The final of our 4 part series of posts on Brigid Brophy, Richard Canning discusses Brophy in relation to music, gender and sexuality.
“Some books are born before their time”, wrote opera critic Christopher Hatch of Brigid Brophy’s remarkable study Mozart the Dramatist: The Value of His Operas to Him, to His Age and to UsThe Opera Quarterly, Volume 8, Issue 3, Autumn 1991
As we continue to experience through COVID-19 lockdown the limitations placed upon musicians and the very real prospect of a world entirely lacking in orchestral performances, there is solace in continuing to value the artistic legacy we have, whilst rethinking ways in staging and production terms to make it possible in a world of social distancing. As Hatch went on to observe, Brophy’s particular novelistic gifts were characteristically put to service in her study of the Austrian composer:
“The author’s intellectual energy reaches out and in a sense creates its subject. Such an engaged manner of thinking may make Brophy’s work especially genial to readers nowadays…”

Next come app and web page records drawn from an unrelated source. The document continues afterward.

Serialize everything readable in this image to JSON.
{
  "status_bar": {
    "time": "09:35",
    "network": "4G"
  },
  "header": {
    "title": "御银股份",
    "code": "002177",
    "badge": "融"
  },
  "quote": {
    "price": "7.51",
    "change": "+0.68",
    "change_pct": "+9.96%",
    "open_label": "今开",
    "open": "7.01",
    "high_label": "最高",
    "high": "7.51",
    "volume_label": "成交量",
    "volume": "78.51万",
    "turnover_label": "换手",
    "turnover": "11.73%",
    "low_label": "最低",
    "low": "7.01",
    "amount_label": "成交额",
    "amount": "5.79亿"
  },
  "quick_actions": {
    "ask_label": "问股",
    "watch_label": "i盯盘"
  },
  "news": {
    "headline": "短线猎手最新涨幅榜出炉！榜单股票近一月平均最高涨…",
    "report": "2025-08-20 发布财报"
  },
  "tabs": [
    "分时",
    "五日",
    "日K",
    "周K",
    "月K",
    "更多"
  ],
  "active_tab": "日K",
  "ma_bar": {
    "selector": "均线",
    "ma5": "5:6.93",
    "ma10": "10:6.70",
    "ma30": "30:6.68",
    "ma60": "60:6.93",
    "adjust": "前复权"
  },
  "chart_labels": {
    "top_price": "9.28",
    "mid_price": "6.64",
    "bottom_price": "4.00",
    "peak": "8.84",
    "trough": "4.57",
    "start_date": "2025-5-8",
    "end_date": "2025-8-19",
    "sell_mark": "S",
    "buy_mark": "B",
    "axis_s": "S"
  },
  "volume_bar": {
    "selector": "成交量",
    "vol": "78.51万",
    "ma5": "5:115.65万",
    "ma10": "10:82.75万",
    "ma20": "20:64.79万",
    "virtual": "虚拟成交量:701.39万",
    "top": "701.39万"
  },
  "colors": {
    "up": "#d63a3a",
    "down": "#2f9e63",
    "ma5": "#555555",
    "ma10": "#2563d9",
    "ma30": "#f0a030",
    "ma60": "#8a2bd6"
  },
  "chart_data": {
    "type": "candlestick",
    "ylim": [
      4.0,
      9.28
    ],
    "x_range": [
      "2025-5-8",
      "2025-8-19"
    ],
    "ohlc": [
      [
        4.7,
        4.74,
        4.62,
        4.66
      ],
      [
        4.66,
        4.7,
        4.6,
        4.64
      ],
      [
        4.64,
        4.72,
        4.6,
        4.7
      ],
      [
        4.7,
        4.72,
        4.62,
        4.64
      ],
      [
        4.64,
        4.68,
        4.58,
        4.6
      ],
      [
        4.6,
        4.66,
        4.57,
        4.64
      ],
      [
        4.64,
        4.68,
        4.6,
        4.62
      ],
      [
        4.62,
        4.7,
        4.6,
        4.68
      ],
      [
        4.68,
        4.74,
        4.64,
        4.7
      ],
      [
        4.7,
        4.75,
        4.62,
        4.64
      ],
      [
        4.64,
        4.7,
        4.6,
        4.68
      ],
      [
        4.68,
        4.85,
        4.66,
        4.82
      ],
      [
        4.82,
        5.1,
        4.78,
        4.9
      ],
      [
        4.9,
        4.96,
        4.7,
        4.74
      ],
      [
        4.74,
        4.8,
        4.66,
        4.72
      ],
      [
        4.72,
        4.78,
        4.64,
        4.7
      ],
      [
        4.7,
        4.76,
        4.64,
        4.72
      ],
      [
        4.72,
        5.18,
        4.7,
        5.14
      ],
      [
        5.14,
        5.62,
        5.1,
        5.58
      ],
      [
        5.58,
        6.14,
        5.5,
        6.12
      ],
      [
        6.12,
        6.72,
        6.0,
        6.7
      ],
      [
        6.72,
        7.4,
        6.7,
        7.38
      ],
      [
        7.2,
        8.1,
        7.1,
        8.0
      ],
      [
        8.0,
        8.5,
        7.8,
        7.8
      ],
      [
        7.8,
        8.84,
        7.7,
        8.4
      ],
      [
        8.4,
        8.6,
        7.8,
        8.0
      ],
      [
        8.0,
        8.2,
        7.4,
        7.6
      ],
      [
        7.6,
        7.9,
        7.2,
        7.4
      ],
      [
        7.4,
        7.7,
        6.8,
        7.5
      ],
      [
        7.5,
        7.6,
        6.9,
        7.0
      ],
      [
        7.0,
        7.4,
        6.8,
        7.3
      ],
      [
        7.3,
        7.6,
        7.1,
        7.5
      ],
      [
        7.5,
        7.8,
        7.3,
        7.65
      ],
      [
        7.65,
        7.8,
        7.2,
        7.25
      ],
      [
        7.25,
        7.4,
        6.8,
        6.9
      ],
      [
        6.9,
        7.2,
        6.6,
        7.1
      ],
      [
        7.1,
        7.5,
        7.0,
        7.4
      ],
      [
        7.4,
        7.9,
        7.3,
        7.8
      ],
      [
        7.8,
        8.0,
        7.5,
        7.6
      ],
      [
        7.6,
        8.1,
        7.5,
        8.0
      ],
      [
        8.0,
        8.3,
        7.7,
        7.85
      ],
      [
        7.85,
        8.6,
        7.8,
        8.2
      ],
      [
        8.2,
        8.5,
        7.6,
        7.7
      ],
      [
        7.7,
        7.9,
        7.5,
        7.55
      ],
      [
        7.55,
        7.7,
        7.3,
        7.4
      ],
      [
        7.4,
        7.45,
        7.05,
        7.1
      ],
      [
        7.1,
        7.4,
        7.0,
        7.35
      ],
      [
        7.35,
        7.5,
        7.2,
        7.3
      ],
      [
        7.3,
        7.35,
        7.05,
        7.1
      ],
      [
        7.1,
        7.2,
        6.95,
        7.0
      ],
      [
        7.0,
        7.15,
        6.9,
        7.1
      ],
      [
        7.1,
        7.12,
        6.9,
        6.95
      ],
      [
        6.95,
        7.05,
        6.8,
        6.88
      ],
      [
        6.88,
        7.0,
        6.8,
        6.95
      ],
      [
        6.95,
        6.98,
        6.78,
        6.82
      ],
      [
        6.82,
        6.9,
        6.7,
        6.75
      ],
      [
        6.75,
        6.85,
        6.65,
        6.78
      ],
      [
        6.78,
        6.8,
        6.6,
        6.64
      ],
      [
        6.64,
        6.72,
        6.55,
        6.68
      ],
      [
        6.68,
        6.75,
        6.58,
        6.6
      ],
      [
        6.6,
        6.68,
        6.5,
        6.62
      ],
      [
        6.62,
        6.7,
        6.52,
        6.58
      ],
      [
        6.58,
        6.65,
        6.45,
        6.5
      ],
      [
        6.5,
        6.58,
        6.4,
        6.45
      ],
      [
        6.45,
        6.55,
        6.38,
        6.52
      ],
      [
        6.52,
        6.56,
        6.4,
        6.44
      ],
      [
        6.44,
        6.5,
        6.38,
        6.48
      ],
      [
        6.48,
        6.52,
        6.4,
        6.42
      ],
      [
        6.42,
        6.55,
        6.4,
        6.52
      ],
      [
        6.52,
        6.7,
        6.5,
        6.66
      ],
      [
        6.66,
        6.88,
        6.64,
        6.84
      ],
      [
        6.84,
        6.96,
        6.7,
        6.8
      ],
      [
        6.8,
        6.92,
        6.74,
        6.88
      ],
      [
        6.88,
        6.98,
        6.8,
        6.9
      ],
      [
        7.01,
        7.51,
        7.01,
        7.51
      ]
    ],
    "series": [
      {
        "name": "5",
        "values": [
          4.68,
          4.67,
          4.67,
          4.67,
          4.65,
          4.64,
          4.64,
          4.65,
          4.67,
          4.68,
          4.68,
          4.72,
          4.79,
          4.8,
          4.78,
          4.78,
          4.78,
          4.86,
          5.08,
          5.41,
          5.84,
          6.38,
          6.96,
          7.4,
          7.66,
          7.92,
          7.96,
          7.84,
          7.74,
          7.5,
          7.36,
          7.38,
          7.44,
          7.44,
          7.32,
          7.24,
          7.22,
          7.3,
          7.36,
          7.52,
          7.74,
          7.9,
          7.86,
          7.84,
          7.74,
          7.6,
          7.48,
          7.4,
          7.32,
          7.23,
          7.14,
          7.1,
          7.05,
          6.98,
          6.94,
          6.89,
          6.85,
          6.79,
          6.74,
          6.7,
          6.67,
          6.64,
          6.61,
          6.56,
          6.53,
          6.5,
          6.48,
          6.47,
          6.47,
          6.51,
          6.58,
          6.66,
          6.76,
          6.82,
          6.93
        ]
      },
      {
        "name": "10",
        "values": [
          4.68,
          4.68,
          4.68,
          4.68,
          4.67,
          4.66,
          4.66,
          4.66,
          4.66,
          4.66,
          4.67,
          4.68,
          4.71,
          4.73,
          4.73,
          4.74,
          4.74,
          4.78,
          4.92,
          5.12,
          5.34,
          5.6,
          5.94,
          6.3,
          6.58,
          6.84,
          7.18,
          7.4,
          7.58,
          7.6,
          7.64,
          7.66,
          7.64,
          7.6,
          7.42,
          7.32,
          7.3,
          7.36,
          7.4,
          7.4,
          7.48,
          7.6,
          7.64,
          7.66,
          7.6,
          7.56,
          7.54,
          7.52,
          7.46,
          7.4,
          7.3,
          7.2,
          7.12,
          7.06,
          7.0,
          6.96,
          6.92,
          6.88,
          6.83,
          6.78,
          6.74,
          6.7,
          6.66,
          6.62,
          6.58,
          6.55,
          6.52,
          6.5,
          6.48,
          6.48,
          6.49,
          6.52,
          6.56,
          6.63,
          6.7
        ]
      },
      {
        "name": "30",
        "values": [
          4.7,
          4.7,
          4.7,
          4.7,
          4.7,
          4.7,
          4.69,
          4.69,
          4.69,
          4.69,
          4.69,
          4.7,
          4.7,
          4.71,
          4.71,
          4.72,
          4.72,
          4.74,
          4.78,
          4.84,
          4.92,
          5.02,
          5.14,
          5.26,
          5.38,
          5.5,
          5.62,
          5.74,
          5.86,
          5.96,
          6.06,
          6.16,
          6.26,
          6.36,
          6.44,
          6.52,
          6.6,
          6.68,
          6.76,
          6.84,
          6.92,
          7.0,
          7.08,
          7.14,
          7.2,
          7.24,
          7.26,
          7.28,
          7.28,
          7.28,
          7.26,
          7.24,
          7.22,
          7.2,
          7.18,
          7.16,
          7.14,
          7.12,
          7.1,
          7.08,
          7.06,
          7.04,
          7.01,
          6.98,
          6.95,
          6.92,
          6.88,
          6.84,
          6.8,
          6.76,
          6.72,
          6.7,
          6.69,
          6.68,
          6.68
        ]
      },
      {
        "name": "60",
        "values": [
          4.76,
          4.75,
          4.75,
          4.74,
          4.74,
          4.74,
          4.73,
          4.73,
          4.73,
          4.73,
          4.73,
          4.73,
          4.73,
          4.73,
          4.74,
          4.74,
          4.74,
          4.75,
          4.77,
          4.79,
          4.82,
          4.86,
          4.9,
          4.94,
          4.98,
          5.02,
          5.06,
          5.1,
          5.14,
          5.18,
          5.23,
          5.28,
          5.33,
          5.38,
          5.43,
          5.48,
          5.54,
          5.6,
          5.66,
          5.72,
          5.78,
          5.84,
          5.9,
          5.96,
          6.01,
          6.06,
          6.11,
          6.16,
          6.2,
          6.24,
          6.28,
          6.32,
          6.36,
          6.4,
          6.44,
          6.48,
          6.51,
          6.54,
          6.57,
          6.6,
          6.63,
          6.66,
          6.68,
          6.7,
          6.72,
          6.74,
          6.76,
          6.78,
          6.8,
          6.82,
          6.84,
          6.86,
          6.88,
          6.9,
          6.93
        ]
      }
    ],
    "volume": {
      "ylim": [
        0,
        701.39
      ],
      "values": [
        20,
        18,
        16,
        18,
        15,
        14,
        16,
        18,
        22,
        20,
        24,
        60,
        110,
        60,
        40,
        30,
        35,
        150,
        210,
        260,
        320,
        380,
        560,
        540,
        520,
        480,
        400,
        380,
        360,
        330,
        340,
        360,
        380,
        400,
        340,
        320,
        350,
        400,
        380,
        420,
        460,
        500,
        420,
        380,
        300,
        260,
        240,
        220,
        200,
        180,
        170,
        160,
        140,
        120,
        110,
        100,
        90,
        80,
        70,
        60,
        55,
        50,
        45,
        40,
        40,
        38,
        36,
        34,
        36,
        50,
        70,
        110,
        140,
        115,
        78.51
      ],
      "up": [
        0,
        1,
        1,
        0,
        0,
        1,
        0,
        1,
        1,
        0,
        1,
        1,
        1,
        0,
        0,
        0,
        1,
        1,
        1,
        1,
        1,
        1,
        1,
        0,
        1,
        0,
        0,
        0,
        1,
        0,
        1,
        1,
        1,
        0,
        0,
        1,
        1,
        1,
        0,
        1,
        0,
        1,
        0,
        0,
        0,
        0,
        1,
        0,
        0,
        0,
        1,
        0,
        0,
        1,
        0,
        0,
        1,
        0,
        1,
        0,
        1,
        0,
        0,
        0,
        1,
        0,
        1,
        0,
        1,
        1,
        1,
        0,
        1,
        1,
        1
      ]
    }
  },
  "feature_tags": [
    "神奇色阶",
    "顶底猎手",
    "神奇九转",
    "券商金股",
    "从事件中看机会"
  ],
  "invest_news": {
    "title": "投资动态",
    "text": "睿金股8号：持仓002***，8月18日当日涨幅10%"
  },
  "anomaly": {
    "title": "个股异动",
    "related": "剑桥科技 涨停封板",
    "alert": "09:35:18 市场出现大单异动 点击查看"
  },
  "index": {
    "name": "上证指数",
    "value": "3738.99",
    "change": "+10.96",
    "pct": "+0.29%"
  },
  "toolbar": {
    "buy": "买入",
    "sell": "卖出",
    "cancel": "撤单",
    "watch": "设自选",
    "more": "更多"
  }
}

What this hints at, without fully spelling out, is Brophy’s winning hermaphroditism as a writer and critic: she did not find creative men, men of genius even, intimidating or “other”. Nor did her instincts lead to her believing in any link between maleness and inventiveness. On the contrary, the chosen subjects of her non-fictional studies – Mozart, artist Aubrey Beardsley and author Ronald Firbank – each demonstrated for her the intrinsic importance of gender-free thinking and behaviour. Little obviously connects the three, perhaps, and self-evidently their artistic contexts were utterly distinct. They were all men: but each demonstrated the most singular creativity in the creation of woman… of many dimensions, possibilities and suggestions.
Brigid Brophy did the same with the men and women in her own novels. One, In Transit, features a protagonist who loses his or her gender in an airport lounge. Another, The Finishing Touch, features the Headmistress of a French girls’ finishing school conspicuously resembling the art historian Anthony Blunt…
The world of opera today finds stagings which are much more reflective of contemporary questioning of gender and sexual norms than in Brophy’s day. It is either as if… directors and producers have come around to her questioning mind, or… in a sense… that she helped to make them come into being…
Richard Canning is author or editor of nine books and is presently Visiting Professorial Research Fellow at the University of Buckingham. He has specialised in twentieth-century LGBTQ literature, and his critical life of Ronald Firbank is forthcoming from Harvard University Press.
Brigid Brophy: Avant-Garde Writer, Critic, Activist, co-edited by Richard Canning and Gerri Kimber, is published by Edinburgh University Press.